Pablo Picasso ranks among the most significant artists in Western art history, and his extraordinarily wide-ranging body of work definitively shaped the course of modern art, influencing virtually every artist or movement that followed. Born in Spain in 1881, Picasso was the son of an academic painter and studied art in Barcelona, where the city’s fin-de-siecle avant-garde was an early influence. In 1904, he settled permanently in Paris, where he would remain for the majority of his life, and became part of the artistic milieu of the bohemian Bateau-Lavoir district. There he met poets such as Guillaume Apollinaire and Max Jacob, who became early commentators on and champions of his work.
Picasso’s work moved through several distinctive phases, though certain themes remained constant throughout his entire oeuvre. His early “Blue Period” of 1901 to 1904, named for the somber palette of the canvases, explores themes of poverty, loneliness, and despair, a response to the suicide of his friend Casagemas, with whom he had first traveled to Paris. After establishing himself in France, he turned his attention to the city’s itinerant performers, often depicting clowns and harlequins in the works of his “Rose Period.”
A formative influence on Picasso was the works he was exposed to at the notorious evening salons hosted by the adventurous art patrons Gertrude and Leo Stein, notably Fauvist works by Henri Matisse, as well as the art and artifacts of Africa and Oceania, which were avidly collected by avant-garde artists at the turn of the century. Picasso’s 1906 portrait of Gertrude Stein, in which her facial features appear to be modeled after an Iberian mask, reflects the artist’s early stylistic experiments with so-called “primitivism,” which came to full fruition in his masterpiece Les Demoiselles d’Avignon (1907). In Les Demoiselles, jagged figures adopt classically-derived poses, with African and Iberian masks in lieu of heads. The fragmented planes and sharp angles of the painting are often considered the artist’s first foray into a proto-Cubist mode.
The Cubist style for which Picasso is perhaps best known was developed by the artist in close dialogue with Georges Braque; indeed, during the early years of Cubism, the two artists' styles were so similar that it can be difficult to distinguish the work of one from the other. These Cubist works are typically divided into two distinct phases: the first, Analytic Cubism (1910-12), is characterized by a radically simplified vocabulary of lines and planes in a near-monochrome palette of browns, ochres, and grays, while the second, Synthetic Cubism (1912-14), is marked by the incorporation of collaged elements, such as scraps of paper, bottle labels, and newsprint.
Following World War I, Picasso’s work turned away from Cubism towards an exploration of a classicizing mode, and his work of the interwar years often explores mythological subjects such as minotaurs, centaurs, and satyrs, as well as sculptural figures clad in togas. His work of the late 1920s also reflects the influence of Surrealism, with depictions of ambiguous, anthropomorphic objects and grotesquely distorted figures.

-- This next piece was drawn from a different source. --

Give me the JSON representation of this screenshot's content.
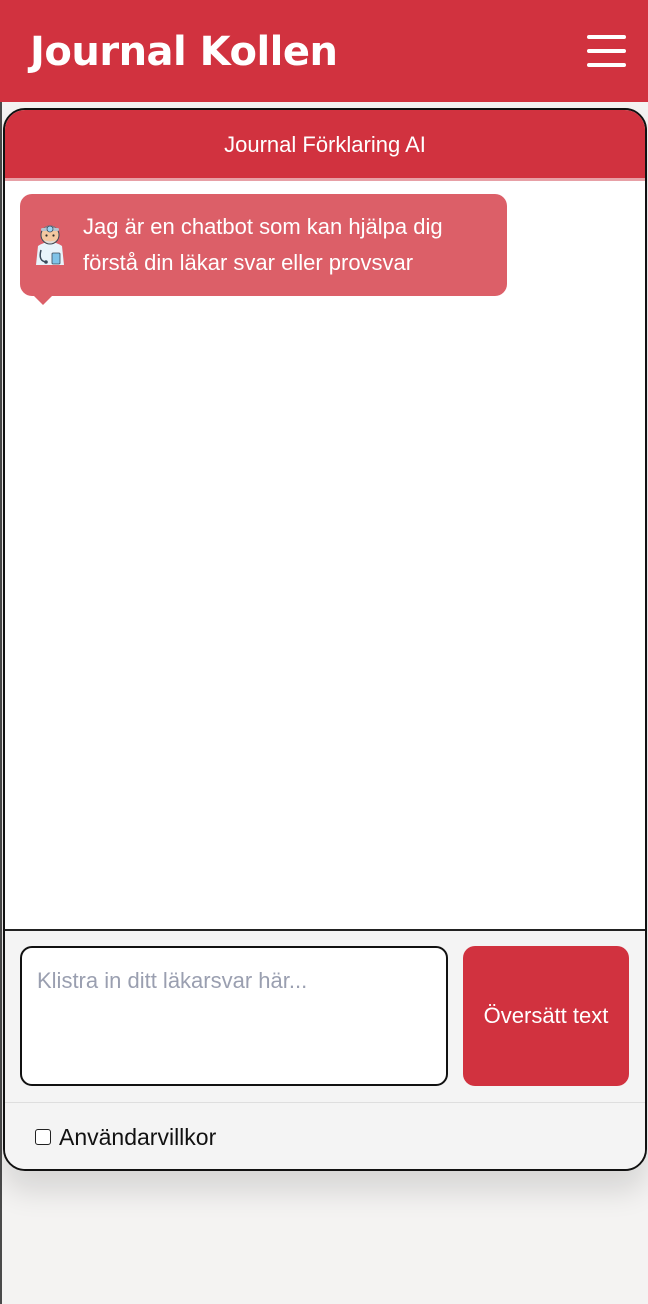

The outbreak of the Spanish Civil War in the late 1930s had a dramatic effect upon Picasso, resulting in one of the most significant works of his career, the massive, mural-like tableau Guernica (1937), which memorializes the bombing of a Spanish town. He evokes the horrors of war and attendant human suffering in a chaotic arrangement of fragmented planes, recalling his earlier Cubist works, alongside writhing figures, disembodied heads, and braying horses. The work was first displayed at the Spanish Pavilion at the 1937 Exposition Universelle in Paris and was sent on an international tour to raise funds and awareness about the Spanish plight.
In the postwar years, up until the very end of his life, Picasso continued to experiment in multiple mediums, including ceramics, sculpture, and printmaking. The last two decades of his life were among his most prolific, and his work of this period often exhibits a sense of freedom of expression, coloristic ingenuity, and stylistic diversity, often returning not only to themes he had explored earlier in his career, but also the work of the Old Masters.
Château Grimaldi, Antibes, France
Guggenheim Museum, New York, NY
Louvre Museum, Paris, France
Metropolitan Museum of Art, New York, NY
Modern Museum of Art, New York, NY
Museo Nacional Centro de Arte Reina Sofía, Madrid, Spain
Museo Picasso Málaga, Málaga, Spain
Museu Picasso, Barcelona, Spain
Norton Simon Museum, Pasadena, CA
Philadelphia Museum of Art, Philadelphia, PA
Richmond Art Museum, Richmond, IN